If I did get a Civic Type R, it’d be in black, which does a better job of hiding some, err, ‘challenging’ styling. Front three quarter? I love the Type R’s fat, menacing stance. Rear three quarter? The rear bar looks a little over-styled to me. And the rear wing just looks like a giant chunk of purposeless plastic.
Getting into the cars, the Civic has the superior seating position by a fair margin. Those attractive red seats strike a fantastic balance between support and comfort, and you sit low and ‘in’ the car, the dash and window-line ensconcing you, with a seating position more like a large rear-drive sedan than pokey compact hatchback.
You feel high and more ‘exposed’ in the Focus RS by comparison, with the window-line much lower. The hard-shell Recaro seats are supportive, yet thinly padded, like they’re made out of tensed muscles rather than cushions.
The Civic Type R is a much more comfortable machine. It shades the Focus RS for daily driveability and refinement, with a remarkably compliant ride that makes the Focus feel like its dampers are stuck in Sport mode.
The Civic also has a slightly nicer interior than the Focus RS, although Ford’s ‘SYNC3’ infotainment system is miles better than the Civic’s ‘HondaLink’. And all over the Focus interior are thoughtful ergonomic touches, whereas the Civic has numerous ergonomic annoyances.
That said, the Civic Type R’s controls are much nicer to use than the Focus’s. The manual gearshift is a well-oiled, precise, mechanical joy, like it was made by Remington or Smith & Wesson. It makes the Focus’s gearshift feel functional, longer in throw, and rubbery.

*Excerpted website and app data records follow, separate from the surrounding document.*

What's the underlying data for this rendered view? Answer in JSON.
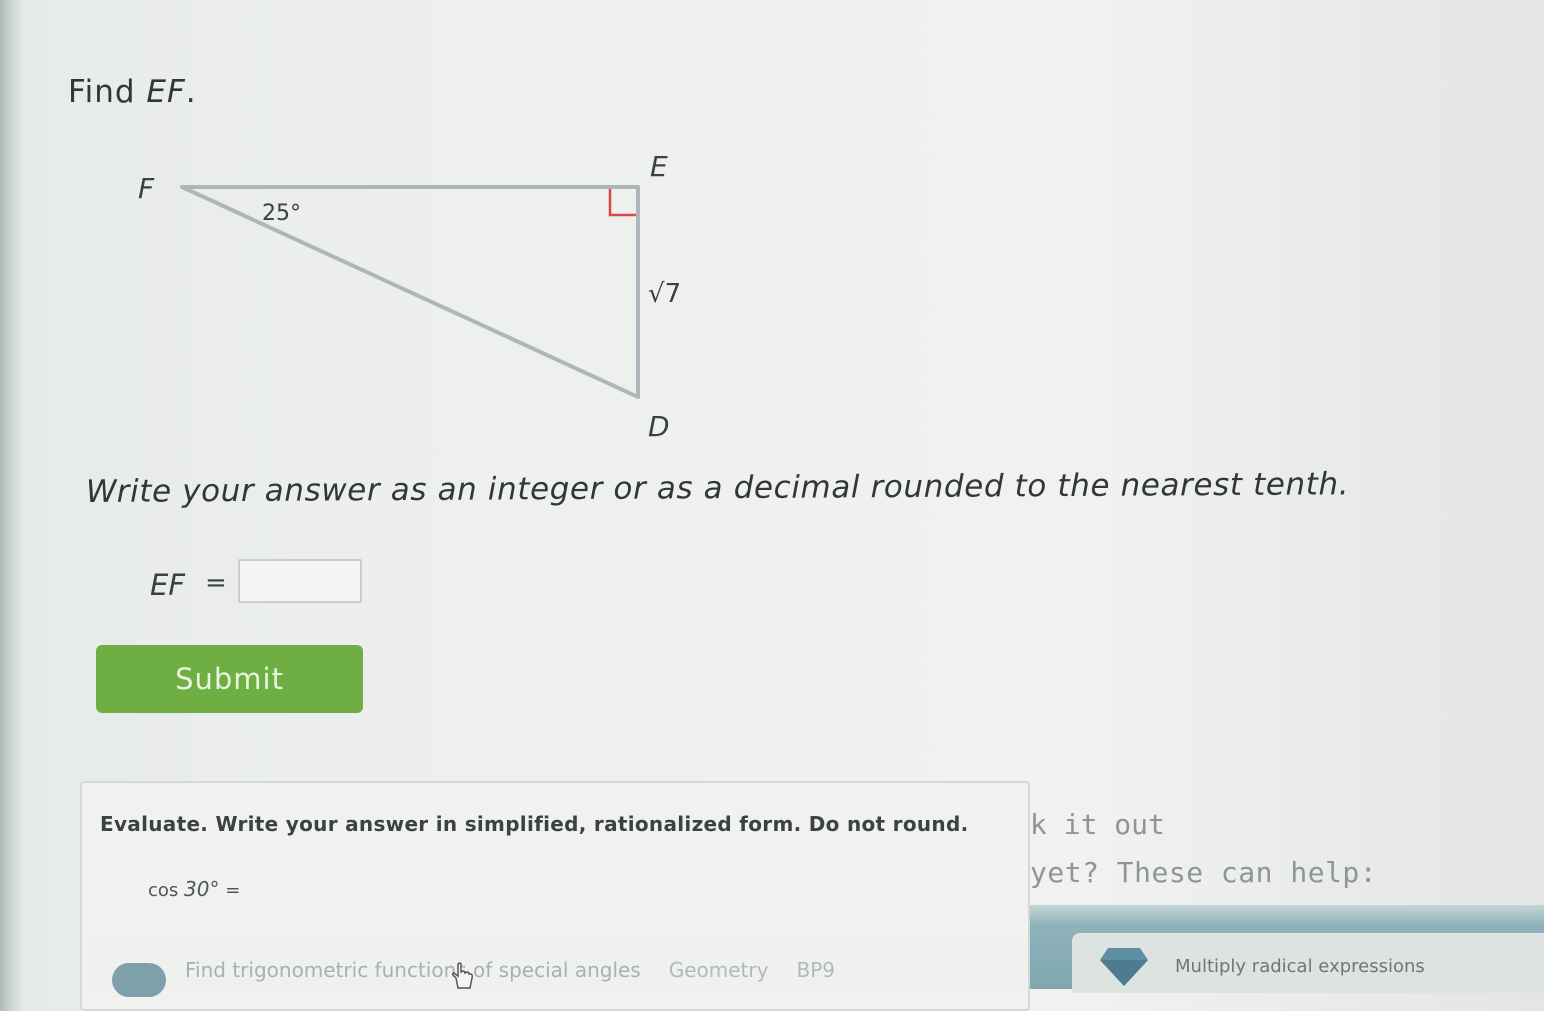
{
  "question": {
    "prompt_prefix": "Find ",
    "prompt_var": "EF",
    "prompt_suffix": "."
  },
  "figure": {
    "vertex_e": "E",
    "vertex_f": "F",
    "vertex_d": "D",
    "angle_label": "25°",
    "side_label": "√7",
    "right_angle_color": "#d94848",
    "line_color": "#aeb6bc"
  },
  "instruction": "Write your answer as an integer or as a decimal rounded to the nearest tenth.",
  "answer": {
    "label": "EF",
    "equals": "=",
    "value": ""
  },
  "submit_label": "Submit",
  "hint_card": {
    "text": "Evaluate. Write your answer in simplified, rationalized form. Do not round.",
    "expression_func": "cos",
    "expression_arg": "30°",
    "expression_equals": "="
  },
  "side_panel": {
    "line1": "k it out",
    "line2": "yet? These can help:"
  },
  "skills": {
    "left_label": "Find trigonometric functions of special angles",
    "left_tag1": "Geometry",
    "left_tag2": "BP9",
    "right_label": "Multiply radical expressions"
  },
  "colors": {
    "accent_green": "#6fae42",
    "card_bg": "#f1f2f0",
    "teal_band": "#8fb2bb"
  },
  "icons": {
    "diamond": "diamond-icon",
    "cursor": "hand-cursor-icon"
  }
}
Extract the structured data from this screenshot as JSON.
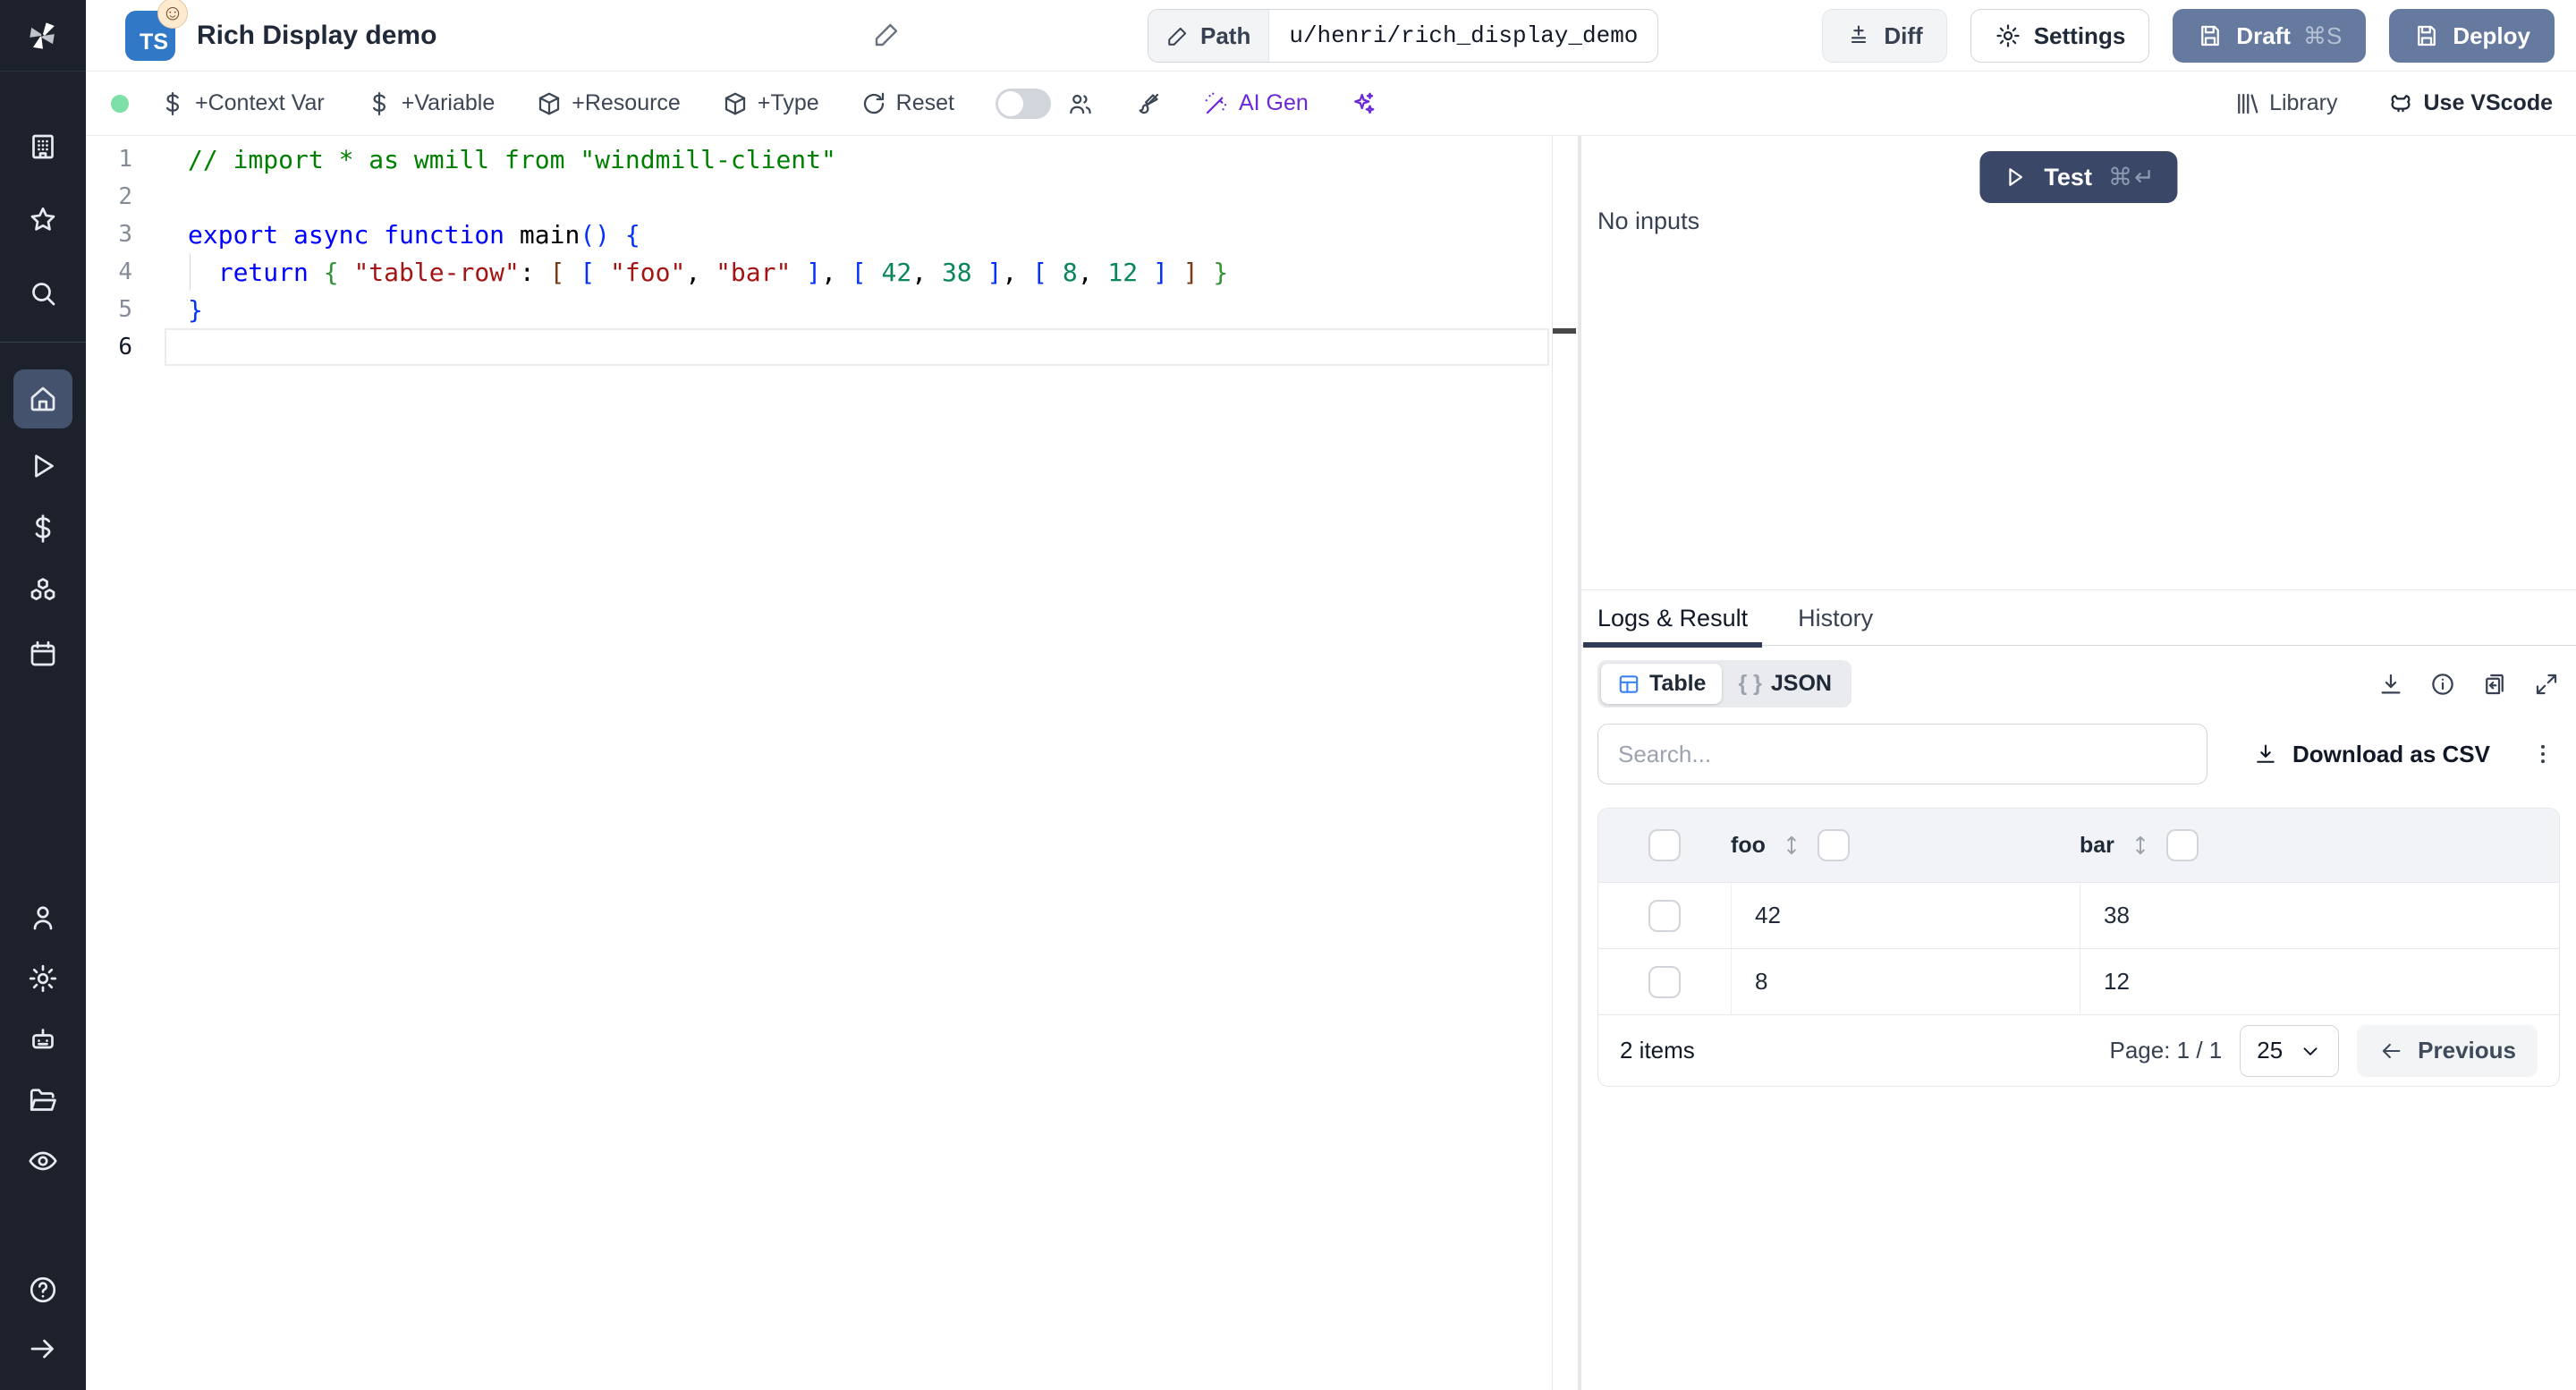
{
  "app": {
    "title": "Rich Display demo",
    "language_badge": "TS"
  },
  "header": {
    "path_label": "Path",
    "path_value": "u/henri/rich_display_demo",
    "diff_label": "Diff",
    "settings_label": "Settings",
    "draft_label": "Draft",
    "draft_shortcut": "⌘S",
    "deploy_label": "Deploy"
  },
  "toolbar": {
    "context_var_label": "+Context Var",
    "variable_label": "+Variable",
    "resource_label": "+Resource",
    "type_label": "+Type",
    "reset_label": "Reset",
    "ai_gen_label": "AI Gen",
    "library_label": "Library",
    "use_vscode_label": "Use VScode"
  },
  "editor": {
    "lines": [
      {
        "n": "1",
        "tokens": [
          [
            "cm",
            "// import * as wmill from \"windmill-client\""
          ]
        ]
      },
      {
        "n": "2",
        "tokens": []
      },
      {
        "n": "3",
        "tokens": [
          [
            "kw",
            "export"
          ],
          [
            "pl",
            " "
          ],
          [
            "kw",
            "async"
          ],
          [
            "pl",
            " "
          ],
          [
            "kw",
            "function"
          ],
          [
            "pl",
            " "
          ],
          [
            "fn",
            "main"
          ],
          [
            "b1",
            "()"
          ],
          [
            "pl",
            " "
          ],
          [
            "b1",
            "{"
          ]
        ]
      },
      {
        "n": "4",
        "tokens": [
          [
            "pl",
            "  "
          ],
          [
            "kw",
            "return"
          ],
          [
            "pl",
            " "
          ],
          [
            "b2",
            "{"
          ],
          [
            "pl",
            " "
          ],
          [
            "st",
            "\"table-row\""
          ],
          [
            "pl",
            ": "
          ],
          [
            "b3",
            "["
          ],
          [
            "pl",
            " "
          ],
          [
            "b1",
            "["
          ],
          [
            "pl",
            " "
          ],
          [
            "st",
            "\"foo\""
          ],
          [
            "pl",
            ", "
          ],
          [
            "st",
            "\"bar\""
          ],
          [
            "pl",
            " "
          ],
          [
            "b1",
            "]"
          ],
          [
            "pl",
            ", "
          ],
          [
            "b1",
            "["
          ],
          [
            "pl",
            " "
          ],
          [
            "nm",
            "42"
          ],
          [
            "pl",
            ", "
          ],
          [
            "nm",
            "38"
          ],
          [
            "pl",
            " "
          ],
          [
            "b1",
            "]"
          ],
          [
            "pl",
            ", "
          ],
          [
            "b1",
            "["
          ],
          [
            "pl",
            " "
          ],
          [
            "nm",
            "8"
          ],
          [
            "pl",
            ", "
          ],
          [
            "nm",
            "12"
          ],
          [
            "pl",
            " "
          ],
          [
            "b1",
            "]"
          ],
          [
            "pl",
            " "
          ],
          [
            "b3",
            "]"
          ],
          [
            "pl",
            " "
          ],
          [
            "b2",
            "}"
          ]
        ]
      },
      {
        "n": "5",
        "tokens": [
          [
            "b1",
            "}"
          ]
        ]
      },
      {
        "n": "6",
        "tokens": [],
        "current": true
      }
    ]
  },
  "run_panel": {
    "test_label": "Test",
    "test_shortcut": "⌘↵",
    "no_inputs_label": "No inputs"
  },
  "result_panel": {
    "tabs": [
      {
        "label": "Logs & Result"
      },
      {
        "label": "History"
      }
    ],
    "view_toggle": [
      {
        "label": "Table"
      },
      {
        "label": "JSON"
      }
    ],
    "search_placeholder": "Search...",
    "download_csv_label": "Download as CSV",
    "table": {
      "columns": [
        "foo",
        "bar"
      ],
      "rows": [
        [
          "42",
          "38"
        ],
        [
          "8",
          "12"
        ]
      ],
      "items_label": "2 items",
      "page_label": "Page: 1 / 1",
      "page_size": "25",
      "previous_label": "Previous"
    }
  },
  "colors": {
    "sidebar_bg": "#1d212b",
    "sidebar_active": "#44526d",
    "primary_button": "#3a4767",
    "secondary_button": "#66799e",
    "accent_purple": "#6d28d9",
    "status_green": "#7fe0a7",
    "ts_badge_blue": "#3178c6",
    "table_icon_blue": "#3b82f6"
  }
}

The Civic also has superior steering, clutch and brake feel. Up a twisty road, the Focus RS is exciting, fun and incredibly fast – particularly this one on Michelin Pilot Sport Cup 2 tyres which have huge grip.
By comparison, the Civic Type R feels precise, planted and more serious – and provided you’re not on a road full of first-gear hairpins, just as fast as the Focus. The Civic’s engine sounds better, a hard-edged, almost atmo thrash at higher rpm, more natural than the Focus RS’s fruity, slightly fake engine note. Although the Focus’s WRC-esque tailpipe pops and backfires are a total laugh.
Would familiarity breed contempt at long term reviews?
If we had a racetrack for the day and could pick just one car, it would be the Focus RS. But if we were forced to drive just one for the next three years, it’d be the Civic Type R.
THIS IS CLEVER
Rear seat passengers get their own nook-and-cranny bins between the seat and rear doors
Fuel Consumption this Month: 14.1L/100km
Average Fuel Consumption: 13.8L/100km
Distance this Month: 1829km
Liked: More of a hoot than a Civic Type R
Disliked: Not as comfortable as a Civic Type R